In a blog post Wednesday, Facebook said it will no longer allow content that encourages monitoring of polls that use "militarized" language or that seek to "intimidate, exercise control or show power over election officials or voters". Facebook credited the update to its platform rules to civil rights experts it worked with on creating the policy.
Monika Bickert, Vice President for Content Policy at Facebook, explained the new rules in an interview with reporters and stated that the wording prohibits contributions in which words like "army" or "fight" are used – a choice that apparently directly affects the Trump campaign efforts aim to recruit an "Army for Trump" to watch election day elections. Last month, Donald Trump Jr. urged supporters to "now" engage in an "Army for Trump election security operation" in a video posted on Facebook and other social platforms.
"Under the new policy, we would actually remove the video if it were republished," said Bickert.
The company says posts calling for “coordinated interference” or showing up armed at polling stations are already scheduled for removal, but the expanded policy will better address concerns about voter intimidation. Facebook will apply the expanded policy in the future, but it will not affect any content that is already on the platform, including the Trump Jr. post.
Watching polls to ensure fair elections is a regular part of the process, but arming these watchers to seek evidence of unsubstantiated allegations of “fraudulent ballots” and “rigged” voting is something new – and something more like that like intimidating voters. Survey monitoring laws vary by state, and some states limit how many survey observers can be present and how they must identify themselves.
Trump has repeatedly failed to say that he will accept the election results in the event he loses, a position that poses an unprecedented threat to the peaceful transfer of power in the US. That concern is one of many that social media companies and voting proxies are anxious to keep an eye on as election day approaches.
"Donald Trump is not interested in electoral integrity, he is interested in the suppression of voters," said Debra Cleaver, founder of VoteAmerica, of the Trump campaign's efforts to monitor the polls. "Sending armed guards to the polls is a solution to a problem that doesn't exist unless you think voting blacks and browns is a problem."
Facebook is also making some changes to its political advertising rules.

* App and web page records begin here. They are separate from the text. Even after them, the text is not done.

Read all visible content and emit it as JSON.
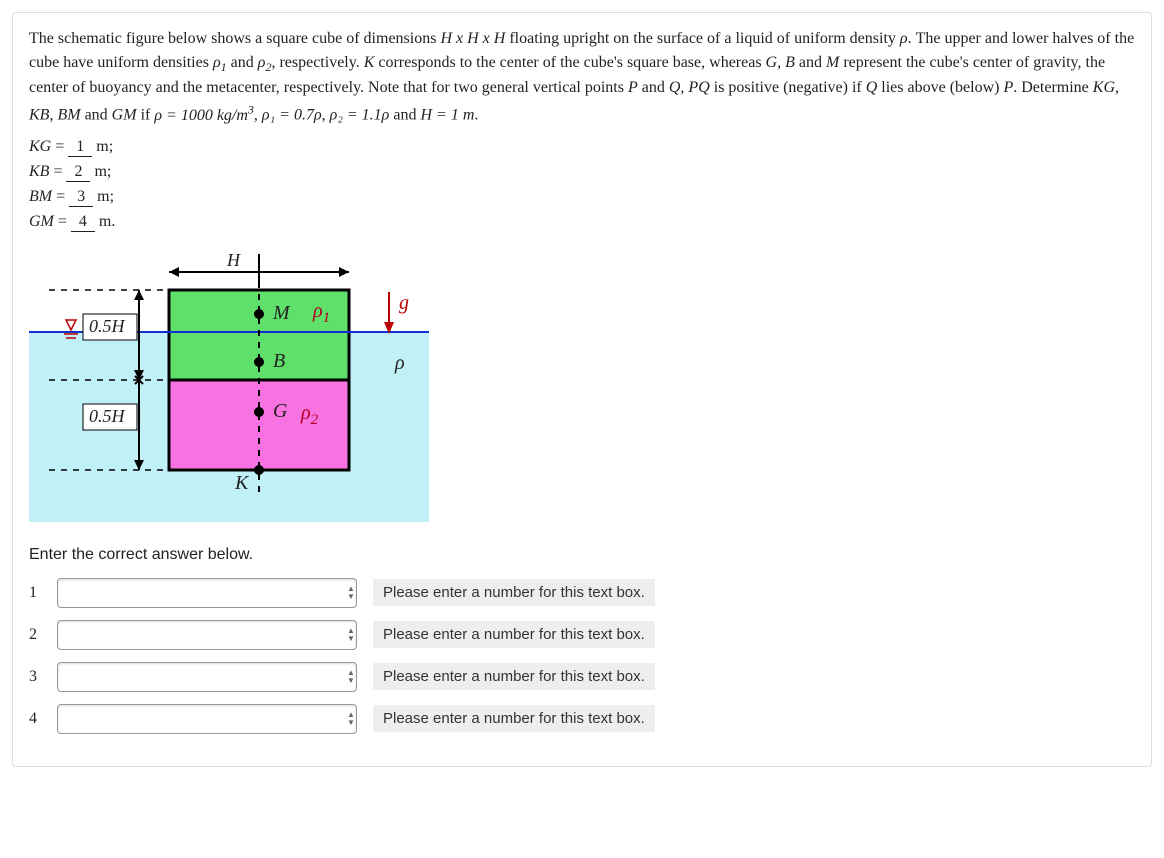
{
  "prompt": {
    "p1a": "The schematic figure below shows a square cube of dimensions ",
    "p1b": " floating upright on the surface of a liquid of uniform density ",
    "p1c": ". The upper and lower halves of the cube have uniform densities ",
    "p1d": " and ",
    "p1e": ", respectively. ",
    "p1f": " corresponds to the center of the cube's square base, whereas ",
    "p1g": " and ",
    "p1h": " represent the cube's center of gravity, the center of buoyancy and the metacenter, respectively. Note that for two general vertical points ",
    "p1i": " and ",
    "p1j": ", ",
    "p1k": " is positive (negative) if ",
    "p1l": " lies above (below) ",
    "p1m": ". Determine ",
    "p1n": " and ",
    "p1o": " if ",
    "rho_val": "ρ = 1000 kg/m",
    "rho1_val": "ρ₁ = 0.7ρ",
    "rho2_val": "ρ₂ = 1.1ρ",
    "h_val": "H = 1 m",
    "dims": "H x H x H"
  },
  "symbols": {
    "rho": "ρ",
    "rho1": "ρ",
    "rho2": "ρ",
    "K": "K",
    "G": "G",
    "B": "B",
    "M": "M",
    "P": "P",
    "Q": "Q",
    "PQ": "PQ",
    "KG": "KG",
    "KB": "KB",
    "BM": "BM",
    "GM": "GM"
  },
  "blanks": {
    "kg": {
      "label": "KG",
      "val": "1",
      "unit": "m;"
    },
    "kb": {
      "label": "KB",
      "val": "2",
      "unit": "m;"
    },
    "bm": {
      "label": "BM",
      "val": "3",
      "unit": "m;"
    },
    "gm": {
      "label": "GM",
      "val": "4",
      "unit": "m."
    }
  },
  "figure": {
    "H": "H",
    "half1": "0.5H",
    "half2": "0.5H",
    "M": "M",
    "B": "B",
    "G": "G",
    "K": "K",
    "rho1": "ρ",
    "rho2": "ρ",
    "rho": "ρ",
    "g": "g"
  },
  "enter_heading": "Enter the correct answer below.",
  "inputs": {
    "r1": {
      "label": "1",
      "warn": "Please enter a number for this text box."
    },
    "r2": {
      "label": "2",
      "warn": "Please enter a number for this text box."
    },
    "r3": {
      "label": "3",
      "warn": "Please enter a number for this text box."
    },
    "r4": {
      "label": "4",
      "warn": "Please enter a number for this text box."
    }
  }
}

The company will stop allowing political ads immediately after the election to avoid chaos and false claims.
“… While ads are an important way to express your voice, we plan to temporarily stop displaying all social, election, or political ads in the US after the polls are completed on November 3rd to reduce the risk of confusion or abuse reduce ”, so the vice president of Facebook of Integrity Guy Rosen wrote in a blog post. Rosen added that Facebook will notify advertisers when these ads will be allowed again.
Facebook also gave a glimpse of what its apps will look like on an unusual election night. The company will place a notification on the top of the Instagram and Facebook apps with the status of choice to fully verify false claims.
These messages remind users that "Votes are still being counted" before switching to a message that "A winner has been projected" after a reliable consensus has been reached on the race. Because the election results may not be visible on election night this year, users may be able to see these messages after November 3rd. If a candidate declares a premature win, Facebook will add one of these labels to that content.
Facebook also noted that it is now using a viral content screening system, a measure designed to prevent, in many cases, misinformation or otherwise harmful content from drawing thousands of views before it is eventually removed. According to Facebook, the tool it relied on "throughout the election season" provides a safety net that the company can use to identify content that violates its rules so it can take action to limit its circulation.
In particular, in the last month leading up to the elections, Facebook is less reluctant to monitor misinformation and other harmful political content on its platform. The company announced Tuesday that it would no longer allow the pro-Trump conspiracy theory known as QAnon to flourish there, as it has for the past four years. Facebook also removed a post this week in which President Trump, who has just been hospitalized for several days, claimed COVID-19 was "far less fatal" than the flu.